And of course this multiple brush imperative goes hand in hand with composite, multi-zonal looks - for those blessed with zones - like the smoky eye. I know this in theory, but it is something in the far, far corner of my peripheral vision. Me, I just buy packs of sponge applicators, notionally assigning one eyeshadow colour per side. My bathroom is overrun with dozens of the little blighters, like so many discarded matches. I try to perch them on ledges so the colour doesn't transfer onto things, and am constantly knocking them off again. They regularly fall into the bath, adding an unintentional swatch of colour to its clinically white sides on the way down. Now...I know that Katie Puckrik, who has acted as a bit of a makeup mentor to me in recent years, would be appalled by this. Her twin bete noires are superannuated makeup and accessories (she's very hot on hygiene), AND age-inappropriate sparkliness (aka mica malfunctions). Readers of a nervous disposition may wish not to click on this earlier post about the shameful secrets of my makeup bag - though I have rerun a photo from it at the end of this post, on account of its amusing Hallowe'en theme!
Personally, I think the Naked palette stays the right side of a glitterfest: 10 of the 12 colours are shimmery / metallic shades, but the effect is quite subtle when applied. Moreover, shades that look a bit dark in the pan - am thinking of Hustle, Dark Horse and Gunmetal - are actually quite a bit lighter and more wearable than I imagined. They seem to soften down once they have been on for a while. And by that I don't even mean that they wear off quickly, just that the colour seems to settle in and be at the correct register for your own eyes. I know, I know, I sound like some strange Urban Decay Moonie, but that really has been my experience. Then some people consider the colours in the original Naked palette to be better suited to heavier evening looks than daytime, but I wouldn't say so. Maybe I am just an overly made up old trollop though!

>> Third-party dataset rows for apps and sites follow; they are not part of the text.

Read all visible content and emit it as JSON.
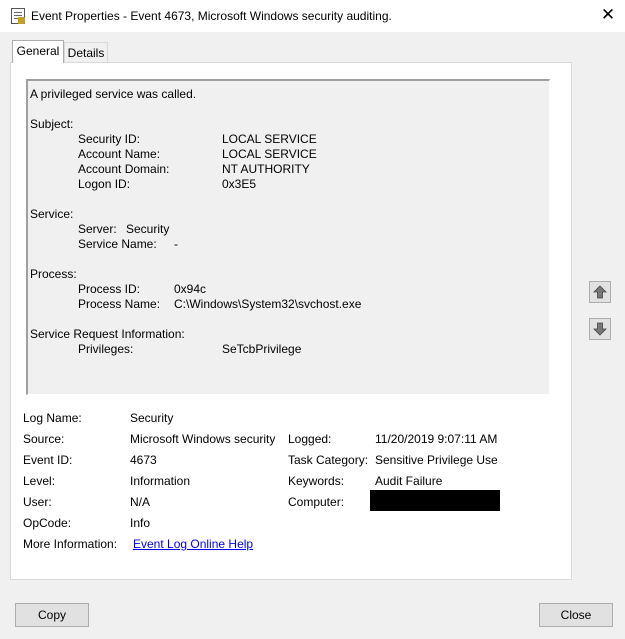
{
  "window": {
    "title": "Event Properties - Event 4673, Microsoft Windows security auditing.",
    "close_glyph": "✕"
  },
  "tabs": [
    {
      "label": "General",
      "active": true
    },
    {
      "label": "Details",
      "active": false
    }
  ],
  "description": {
    "heading": "A privileged service was called.",
    "subject_label": "Subject:",
    "security_id_label": "Security ID:",
    "security_id": "LOCAL SERVICE",
    "account_name_label": "Account Name:",
    "account_name": "LOCAL SERVICE",
    "account_domain_label": "Account Domain:",
    "account_domain": "NT AUTHORITY",
    "logon_id_label": "Logon ID:",
    "logon_id": "0x3E5",
    "service_label": "Service:",
    "server_label": "Server:",
    "server": "Security",
    "service_name_label": "Service Name:",
    "service_name": "-",
    "process_label": "Process:",
    "process_id_label": "Process ID:",
    "process_id": "0x94c",
    "process_name_label": "Process Name:",
    "process_name": "C:\\Windows\\System32\\svchost.exe",
    "sri_label": "Service Request Information:",
    "privileges_label": "Privileges:",
    "privileges": "SeTcbPrivilege"
  },
  "fields": {
    "log_name_label": "Log Name:",
    "log_name": "Security",
    "source_label": "Source:",
    "source": "Microsoft Windows security",
    "logged_label": "Logged:",
    "logged": "11/20/2019 9:07:11 AM",
    "event_id_label": "Event ID:",
    "event_id": "4673",
    "task_category_label": "Task Category:",
    "task_category": "Sensitive Privilege Use",
    "level_label": "Level:",
    "level": "Information",
    "keywords_label": "Keywords:",
    "keywords": "Audit Failure",
    "user_label": "User:",
    "user": "N/A",
    "computer_label": "Computer:",
    "opcode_label": "OpCode:",
    "opcode": "Info",
    "more_info_label": "More Information:",
    "more_info_link": "Event Log Online Help"
  },
  "buttons": {
    "copy": "Copy",
    "close": "Close",
    "up_icon": "arrow-up-icon",
    "down_icon": "arrow-down-icon"
  },
  "colors": {
    "link": "#0000ee",
    "redaction": "#000000",
    "arrow": "#777777"
  }
}
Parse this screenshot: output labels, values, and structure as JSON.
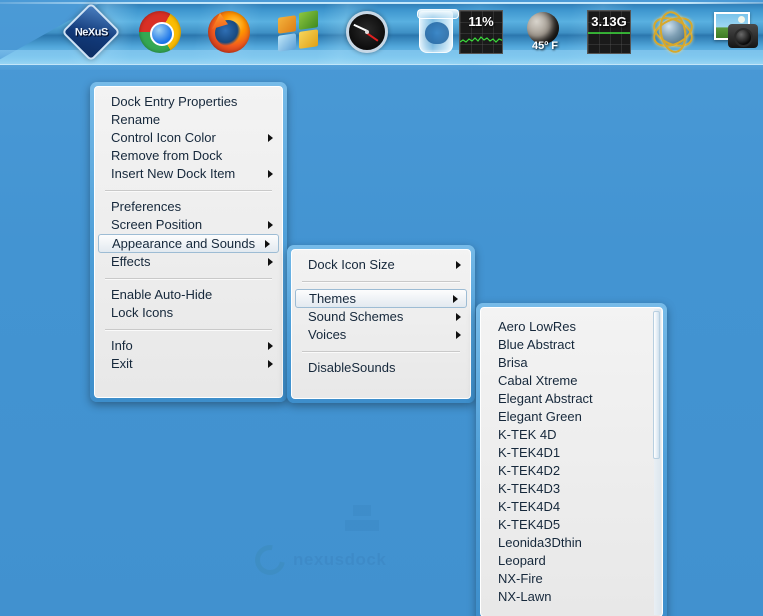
{
  "desktop": {
    "background_color": "#4394d3",
    "watermark_text": "nexusdock"
  },
  "dock": {
    "name": "Winstep Nexus Dock",
    "items": [
      {
        "name": "nexus-logo",
        "label": "NeXuS",
        "icon": "nexus-diamond-icon"
      },
      {
        "name": "google-chrome",
        "label": "Google Chrome",
        "icon": "chrome-icon"
      },
      {
        "name": "mozilla-firefox",
        "label": "Mozilla Firefox",
        "icon": "firefox-icon"
      },
      {
        "name": "windows-explorer",
        "label": "Windows",
        "icon": "windows-logo-icon"
      },
      {
        "name": "clock",
        "label": "Clock",
        "icon": "analog-clock-icon"
      },
      {
        "name": "recycle-bin",
        "label": "Recycle Bin",
        "icon": "trash-icon"
      },
      {
        "name": "cpu-meter",
        "label": "CPU Meter",
        "icon": "cpu-gauge-icon",
        "value": "11%"
      },
      {
        "name": "weather",
        "label": "Weather",
        "icon": "moon-icon",
        "value": "45º F"
      },
      {
        "name": "memory-meter",
        "label": "Memory Meter",
        "icon": "memory-gauge-icon",
        "value": "3.13G"
      },
      {
        "name": "network-meter",
        "label": "Network",
        "icon": "globe-orbit-icon"
      },
      {
        "name": "photo-camera",
        "label": "Pictures",
        "icon": "photo-camera-icon"
      }
    ]
  },
  "menu1": {
    "name": "dock-context-menu",
    "items": [
      {
        "label": "Dock Entry Properties",
        "arrow": false,
        "selected": false
      },
      {
        "label": "Rename",
        "arrow": false,
        "selected": false
      },
      {
        "label": "Control Icon Color",
        "arrow": true,
        "selected": false
      },
      {
        "label": "Remove from Dock",
        "arrow": false,
        "selected": false
      },
      {
        "label": "Insert New Dock Item",
        "arrow": true,
        "selected": false
      },
      {
        "separator": true
      },
      {
        "label": "Preferences",
        "arrow": false,
        "selected": false
      },
      {
        "label": "Screen Position",
        "arrow": true,
        "selected": false
      },
      {
        "label": "Appearance and Sounds",
        "arrow": true,
        "selected": true
      },
      {
        "label": "Effects",
        "arrow": true,
        "selected": false
      },
      {
        "separator": true
      },
      {
        "label": "Enable Auto-Hide",
        "arrow": false,
        "selected": false
      },
      {
        "label": "Lock Icons",
        "arrow": false,
        "selected": false
      },
      {
        "separator": true
      },
      {
        "label": "Info",
        "arrow": true,
        "selected": false
      },
      {
        "label": "Exit",
        "arrow": true,
        "selected": false
      }
    ]
  },
  "menu2": {
    "name": "appearance-and-sounds-submenu",
    "items": [
      {
        "label": "Dock Icon Size",
        "arrow": true,
        "selected": false
      },
      {
        "separator": true
      },
      {
        "label": "Themes",
        "arrow": true,
        "selected": true
      },
      {
        "label": "Sound Schemes",
        "arrow": true,
        "selected": false
      },
      {
        "label": "Voices",
        "arrow": true,
        "selected": false
      },
      {
        "separator": true
      },
      {
        "label": "DisableSounds",
        "arrow": false,
        "selected": false
      }
    ]
  },
  "menu3": {
    "name": "themes-submenu",
    "has_scrollbar": true,
    "items": [
      {
        "label": "Aero LowRes"
      },
      {
        "label": "Blue Abstract"
      },
      {
        "label": "Brisa"
      },
      {
        "label": "Cabal Xtreme"
      },
      {
        "label": "Elegant Abstract"
      },
      {
        "label": "Elegant Green"
      },
      {
        "label": "K-TEK 4D"
      },
      {
        "label": "K-TEK4D1"
      },
      {
        "label": "K-TEK4D2"
      },
      {
        "label": "K-TEK4D3"
      },
      {
        "label": "K-TEK4D4"
      },
      {
        "label": "K-TEK4D5"
      },
      {
        "label": "Leonida3Dthin"
      },
      {
        "label": "Leopard"
      },
      {
        "label": "NX-Fire"
      },
      {
        "label": "NX-Lawn"
      }
    ]
  },
  "colors": {
    "menu_border": "#4f9fd8",
    "menu_bg": "#eeeeee",
    "menu_text": "#16283b",
    "highlight_border": "#9dbcd4",
    "desktop": "#4394d3"
  }
}
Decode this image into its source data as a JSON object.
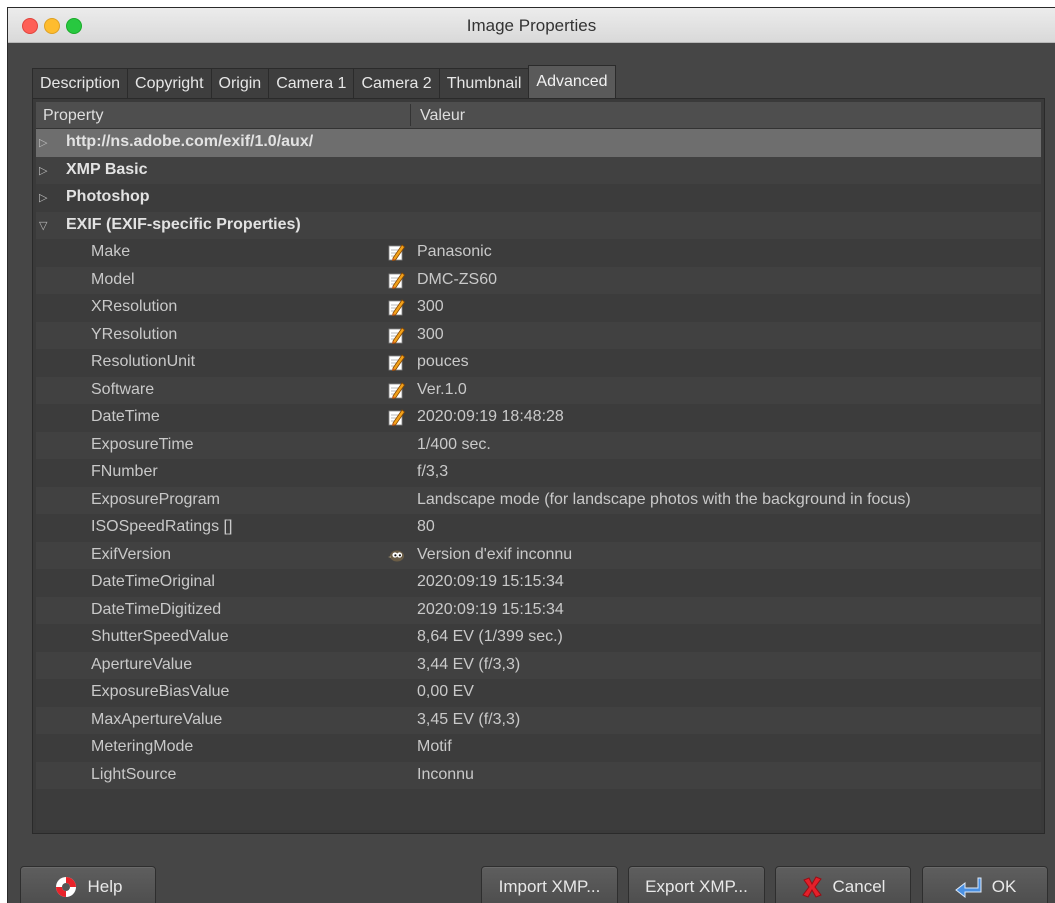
{
  "window": {
    "title": "Image Properties"
  },
  "tabs": [
    {
      "label": "Description"
    },
    {
      "label": "Copyright"
    },
    {
      "label": "Origin"
    },
    {
      "label": "Camera 1"
    },
    {
      "label": "Camera 2"
    },
    {
      "label": "Thumbnail"
    },
    {
      "label": "Advanced",
      "active": true
    }
  ],
  "table": {
    "headers": {
      "property": "Property",
      "value": "Valeur"
    },
    "groups": [
      {
        "label": "http://ns.adobe.com/exif/1.0/aux/",
        "expanded": false
      },
      {
        "label": "XMP Basic",
        "expanded": false
      },
      {
        "label": "Photoshop",
        "expanded": false
      },
      {
        "label": "EXIF (EXIF-specific Properties)",
        "expanded": true
      }
    ],
    "rows": [
      {
        "property": "Make",
        "value": "Panasonic",
        "icon": "edit-icon"
      },
      {
        "property": "Model",
        "value": "DMC-ZS60",
        "icon": "edit-icon"
      },
      {
        "property": "XResolution",
        "value": "300",
        "icon": "edit-icon"
      },
      {
        "property": "YResolution",
        "value": "300",
        "icon": "edit-icon"
      },
      {
        "property": "ResolutionUnit",
        "value": "pouces",
        "icon": "edit-icon"
      },
      {
        "property": "Software",
        "value": "Ver.1.0",
        "icon": "edit-icon"
      },
      {
        "property": "DateTime",
        "value": "2020:09:19 18:48:28",
        "icon": "edit-icon"
      },
      {
        "property": "ExposureTime",
        "value": "1/400 sec."
      },
      {
        "property": "FNumber",
        "value": "f/3,3"
      },
      {
        "property": "ExposureProgram",
        "value": "Landscape mode (for landscape photos with the background in focus)"
      },
      {
        "property": "ISOSpeedRatings []",
        "value": "80"
      },
      {
        "property": "ExifVersion",
        "value": "Version d'exif inconnu",
        "icon": "gimp-icon"
      },
      {
        "property": "DateTimeOriginal",
        "value": "2020:09:19 15:15:34"
      },
      {
        "property": "DateTimeDigitized",
        "value": "2020:09:19 15:15:34"
      },
      {
        "property": "ShutterSpeedValue",
        "value": "8,64 EV (1/399 sec.)"
      },
      {
        "property": "ApertureValue",
        "value": "3,44 EV (f/3,3)"
      },
      {
        "property": "ExposureBiasValue",
        "value": "0,00 EV"
      },
      {
        "property": "MaxApertureValue",
        "value": "3,45 EV (f/3,3)"
      },
      {
        "property": "MeteringMode",
        "value": "Motif"
      },
      {
        "property": "LightSource",
        "value": "Inconnu"
      }
    ]
  },
  "buttons": {
    "help": "Help",
    "import": "Import XMP...",
    "export": "Export XMP...",
    "cancel": "Cancel",
    "ok": "OK"
  }
}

And the subject of eyeshadow 'wearing off' brings me neatly round to the subject of primer. Like brushes, I am dimly aware of primer in the context of makeup. I am more familiar with both in the context of painting and decorating, to be fair, but I have heard the term. I even clocked the little tube of primer that came with my Naked palette, and promptly stuck it back in its box and shoved it in the wardrobe. If you had asked me what primer was for, I would have said 'stopping your eyeshadow running away'? But hey, I may have oily skin, but not on my eyelids particularly - we are not talking Laurel Canyon in a mud slide here. But in preparation for writing this post I did google the function of primer, and found that it enhances the colour of your eyeshadow as well. And no, I categorically refuse to say 'makes it pop'. Though as an unwanted spin off, primer makes it harder to remove the eyeshadow at night, without a lot of tugging and dragging, which as we all know, is to be avoided in the eye area. I have now worn primer under my chosen eyeshadow two days running, and it certainly keeps it in place, but I think it would have stayed put anyway, so that's a step I probably shan't bother with in future.
As for the shades themselves, for the full lowdown I commend you to read a proper review! by a blogger called Pretty Gossip. My own personal favourites from the original Naked palette are as follows:
Toasted - a definite taupe, not unlike MAC Satin Taupe, with a pinky undertone
Sidecar - a lighter, pinky taupe
Smog - a metallic bronze
Half Baked - a metallic gold
Hustle - a soft brown with slight shimmer and a lilac undertone
Dark Horse - a true dark brown with a slight shimmer
Gunmetal - a metallic blue grey
The last three are all examples of shades that soften to a very wearable tone, or seem to! If I could customise this collection, however, I would lose the matte shades and replace them with an olive-y green and a mauve (like MAC Green Smoke and Frozen Violet - or a shimmery version of MAC Shale). Then I probably wouldn't need to use anything else ever again...!
|Me with a shiner - another take on the smoky eye!|
PS The winner of the anniversary draw will be announced soon! I'll probably call time on it at midnight tomorrow...